Judith I. Holocaust testimony (HVT-1174) interviewed by P. Platz and N. Eule
- Auburn, Me. : Holocaust Human Rights Center of Maine, 1988
- Interview Date
- March 24, 1988.
- 2 copies: 3/4 in. dub; and 1/2 in. VHS with time coding.
- Cite As
- Judith I. Holocaust Testimony (HVT-1174). Fortunoff Video Archive for Holocaust Testimonies, Yale University Library.

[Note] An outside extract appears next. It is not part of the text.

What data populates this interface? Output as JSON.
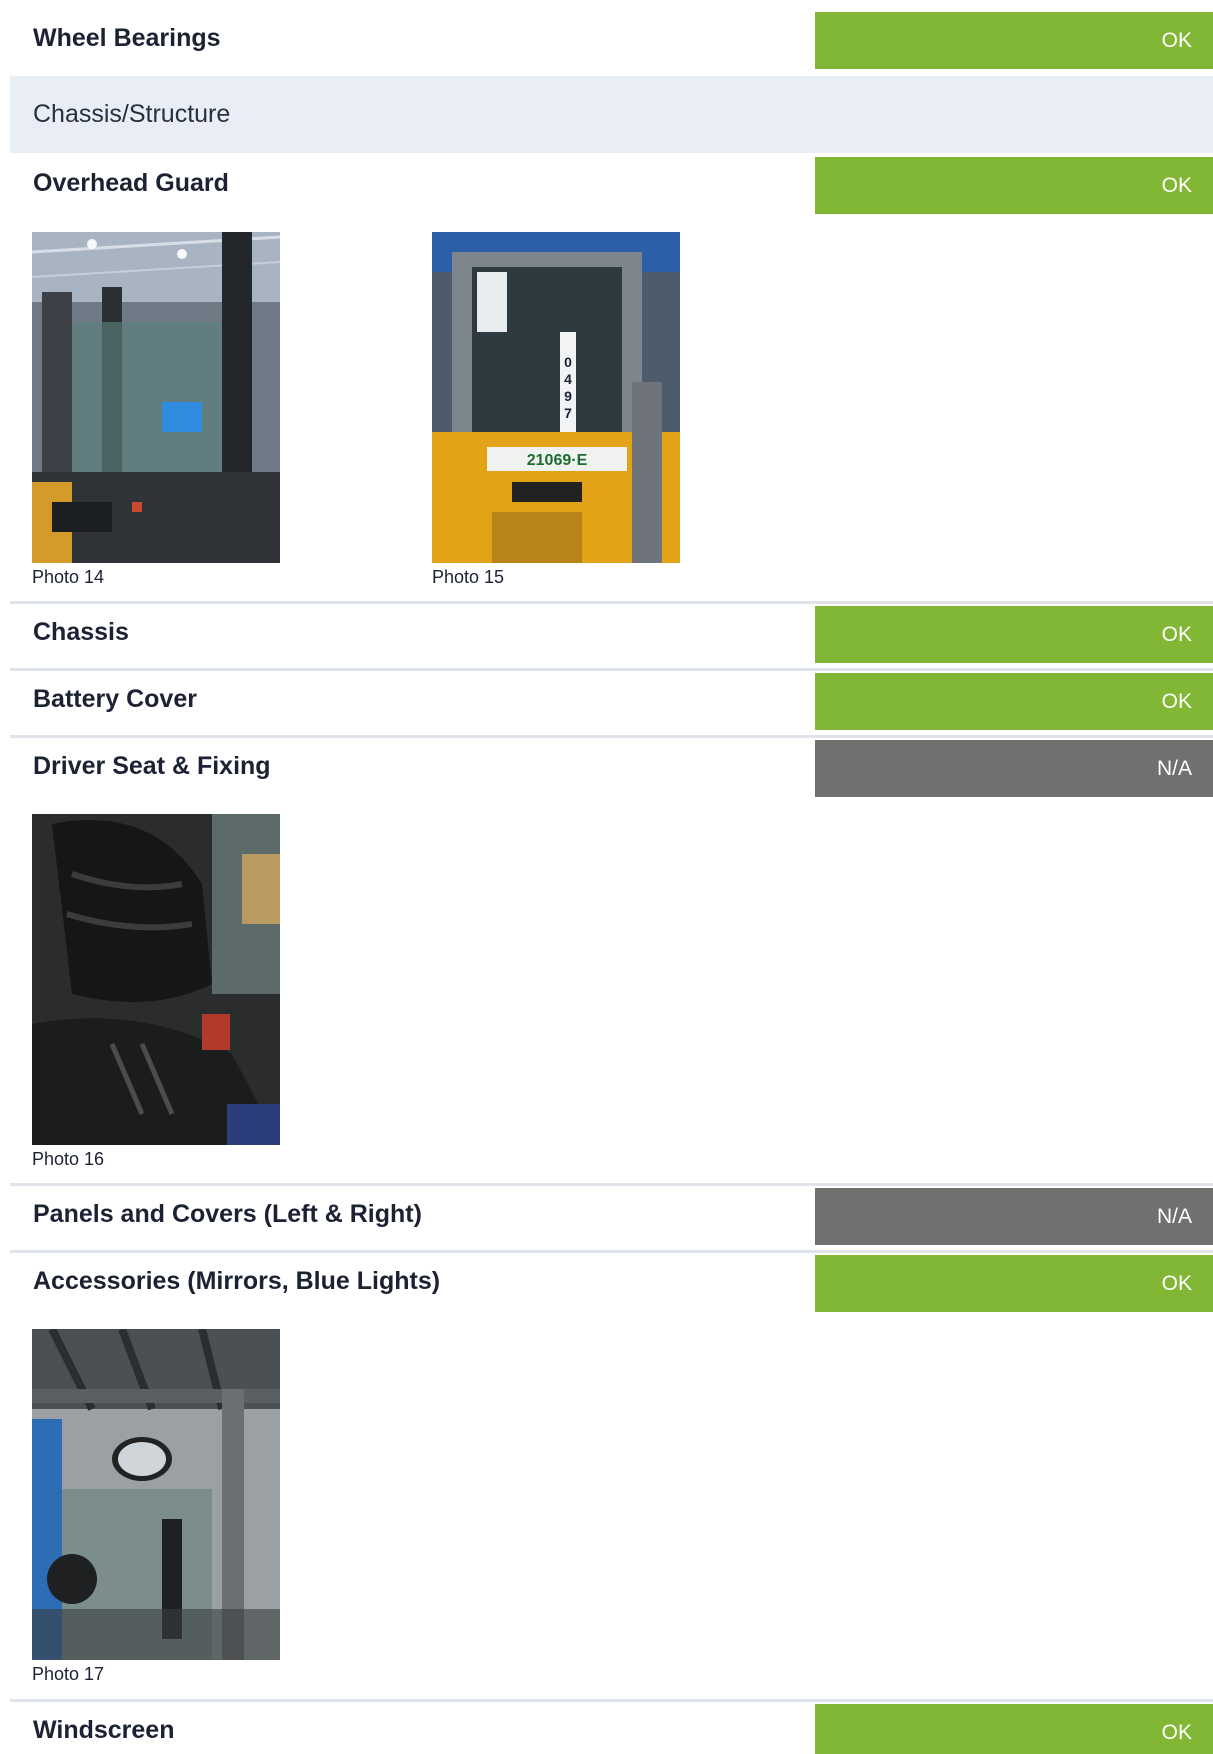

Videotape testimony of Judith I., who was born in Kaposvár, Hungary in 1925, the only child of an assimilated family with strong Hungarian identity. She recalls her first experience with antisemitism in 1938; her father's and uncle's compulsory service in slave labor battalions; ghettoization in June 1944; her grandfather's death; deportation to Auschwitz; remaining with her mother and aunt; transfer to Lichtenau three weeks later; slave labor in a munitions factory; being chosen to clean the commandant's house, a privileged position which provided extra food which she shared with her mother and aunt; transfer to a male POW camp in Leipzig in April 1945; frequent Allied bombings; abandonment by their guards; liberation by United States troops; meeting her future husband, an American soldier; moving to Markkleeberg to receive better food; returning to Hungary seeking relatives (no one survived); and her mother's remarriage to a survivor. Mrs. I. discusses writing a book about her experiences; their impact on her children; and her thoughts and feelings while in concentration camps.